“Kate McCahill is a blues traveler, singing for citizens of the world who have no public voice. She depicts beauty within despair, allowing us to hear a comforting melody in an unsettling breeze and see the gorgeous colors within a bruise. If a feeling of loneliness pervades her essays, so do feelings of wonder and pleasure. It’s simply impossible not to share her joyful and frequently bewildering sensations of travel.”
— Sascha Feinstein, author of Black Pearls
“Oh, what a stunning and gorgeous book this is, and one I can’t wait to gift my daughter when she’s ready. The story of a young woman’s year-long trip through the long and winding highways, foot-paths, city streets and dusty back roads of Central and South America, Patagonian Road reminded me of my own journeys and made me pine for the ones I never had. It also expanded my understanding of what the journey is – McCahill’s rich and vivid and complex tapestry of landscape, culture, geography, ecology, and economics, shows us, lyrically and with great tenderness, how the individual is part and parcel of a much larger whole, and how we can’t find ourselves without finding the world outside ourselves. I lived and breathed every place this book touched down and when I turned the last page my heart ached for the journey’s end.”

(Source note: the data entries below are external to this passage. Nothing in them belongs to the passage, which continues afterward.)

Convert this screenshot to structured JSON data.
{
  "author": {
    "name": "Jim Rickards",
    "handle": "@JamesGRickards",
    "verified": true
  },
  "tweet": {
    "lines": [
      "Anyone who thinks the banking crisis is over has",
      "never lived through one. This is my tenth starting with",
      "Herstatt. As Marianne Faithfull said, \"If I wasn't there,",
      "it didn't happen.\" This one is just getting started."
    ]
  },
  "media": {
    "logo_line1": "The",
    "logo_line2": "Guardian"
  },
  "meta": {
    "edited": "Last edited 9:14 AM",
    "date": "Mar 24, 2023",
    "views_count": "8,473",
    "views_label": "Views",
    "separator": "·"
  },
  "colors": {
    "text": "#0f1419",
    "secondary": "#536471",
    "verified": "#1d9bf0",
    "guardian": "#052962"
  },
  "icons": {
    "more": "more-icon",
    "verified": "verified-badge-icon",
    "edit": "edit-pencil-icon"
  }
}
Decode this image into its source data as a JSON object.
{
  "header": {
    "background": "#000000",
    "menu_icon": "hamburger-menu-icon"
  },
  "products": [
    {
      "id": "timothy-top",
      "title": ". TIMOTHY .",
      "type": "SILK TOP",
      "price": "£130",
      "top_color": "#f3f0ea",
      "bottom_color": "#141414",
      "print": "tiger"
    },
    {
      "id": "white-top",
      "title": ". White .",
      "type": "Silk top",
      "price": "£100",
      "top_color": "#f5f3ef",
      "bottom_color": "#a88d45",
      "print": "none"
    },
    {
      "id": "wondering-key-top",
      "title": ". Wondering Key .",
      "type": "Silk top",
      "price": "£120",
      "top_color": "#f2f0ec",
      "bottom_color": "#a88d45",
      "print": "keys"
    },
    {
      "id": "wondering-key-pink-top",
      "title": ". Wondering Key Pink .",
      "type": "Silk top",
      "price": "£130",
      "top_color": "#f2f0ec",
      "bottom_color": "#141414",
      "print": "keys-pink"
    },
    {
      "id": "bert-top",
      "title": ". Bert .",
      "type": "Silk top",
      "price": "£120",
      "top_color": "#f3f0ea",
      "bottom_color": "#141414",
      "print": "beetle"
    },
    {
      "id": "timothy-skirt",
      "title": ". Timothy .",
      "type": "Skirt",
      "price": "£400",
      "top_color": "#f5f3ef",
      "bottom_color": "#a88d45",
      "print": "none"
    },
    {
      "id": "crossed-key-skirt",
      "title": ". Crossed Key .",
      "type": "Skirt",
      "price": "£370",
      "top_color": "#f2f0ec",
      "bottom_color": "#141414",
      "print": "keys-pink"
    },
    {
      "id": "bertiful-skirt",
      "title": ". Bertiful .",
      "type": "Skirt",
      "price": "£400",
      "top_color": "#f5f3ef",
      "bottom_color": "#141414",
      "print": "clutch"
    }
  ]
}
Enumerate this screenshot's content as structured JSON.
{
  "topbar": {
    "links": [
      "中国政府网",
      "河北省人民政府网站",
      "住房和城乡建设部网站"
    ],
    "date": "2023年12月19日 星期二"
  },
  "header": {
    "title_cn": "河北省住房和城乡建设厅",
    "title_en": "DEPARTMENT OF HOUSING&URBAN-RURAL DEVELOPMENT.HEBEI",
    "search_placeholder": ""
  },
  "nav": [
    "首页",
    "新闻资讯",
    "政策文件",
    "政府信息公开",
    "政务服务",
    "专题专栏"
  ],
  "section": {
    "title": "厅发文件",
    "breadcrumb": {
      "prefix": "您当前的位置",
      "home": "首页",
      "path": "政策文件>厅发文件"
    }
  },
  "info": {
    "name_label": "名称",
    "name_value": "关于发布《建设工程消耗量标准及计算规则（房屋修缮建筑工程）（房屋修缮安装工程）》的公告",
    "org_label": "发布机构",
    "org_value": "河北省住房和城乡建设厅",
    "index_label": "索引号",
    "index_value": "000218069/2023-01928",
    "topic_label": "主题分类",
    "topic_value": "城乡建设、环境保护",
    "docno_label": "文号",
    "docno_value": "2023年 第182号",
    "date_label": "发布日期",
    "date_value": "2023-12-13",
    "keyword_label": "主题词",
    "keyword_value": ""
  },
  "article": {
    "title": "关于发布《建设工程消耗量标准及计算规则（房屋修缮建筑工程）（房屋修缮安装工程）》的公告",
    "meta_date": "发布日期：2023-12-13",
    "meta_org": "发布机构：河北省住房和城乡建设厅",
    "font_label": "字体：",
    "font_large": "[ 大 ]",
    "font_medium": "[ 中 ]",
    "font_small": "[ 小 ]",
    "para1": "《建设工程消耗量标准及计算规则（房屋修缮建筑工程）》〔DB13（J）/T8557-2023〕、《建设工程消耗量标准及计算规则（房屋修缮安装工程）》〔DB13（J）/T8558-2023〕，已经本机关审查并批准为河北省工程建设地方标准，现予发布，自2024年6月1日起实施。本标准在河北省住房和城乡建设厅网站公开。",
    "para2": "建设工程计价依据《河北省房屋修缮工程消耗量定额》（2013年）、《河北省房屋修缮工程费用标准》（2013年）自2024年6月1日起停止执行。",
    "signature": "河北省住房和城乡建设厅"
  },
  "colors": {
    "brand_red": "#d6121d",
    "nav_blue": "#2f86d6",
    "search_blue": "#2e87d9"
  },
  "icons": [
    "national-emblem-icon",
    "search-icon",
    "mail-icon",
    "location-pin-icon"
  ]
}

— Robin MacArthur author of Half Wild: Stories
“Elegantly written and beautifully observed, McCahill’s journey takes her across mountains and cities, into the reaches of culture and history, and into the self. Much of this is experienced from the seat of a bus, surrounded by a sea of humanity, both part of and an observer of the passing scene. A love affair is lost, new ways of being are found, and the adventurous McCahill turns herself not just not an intrepid traveler but into a fearless writer. By turns charming, scary, vivid, and reflective – this is a treat for the reader who need not buy a ticket but only open its pages to be transported.”
— Miriam Sagan, author of Black Rainbow and Searching for a Mustard Seed: One Young Widow’s Unconventional Story
“With her Lonely Planet guide in one hand and Paul Theroux in the other, Kate McCahill backpacks from Guatemala to Buenos Aires losing love and finding a whirlwind assortment of ex-pats, aid workers, travel junkies, and locals. Patagonian Road is a millennial’s adventure story, roughing it in the age of Skype and cell phones, through a Latin America still in recovery from decades of revolution, American meddling, and authoritarian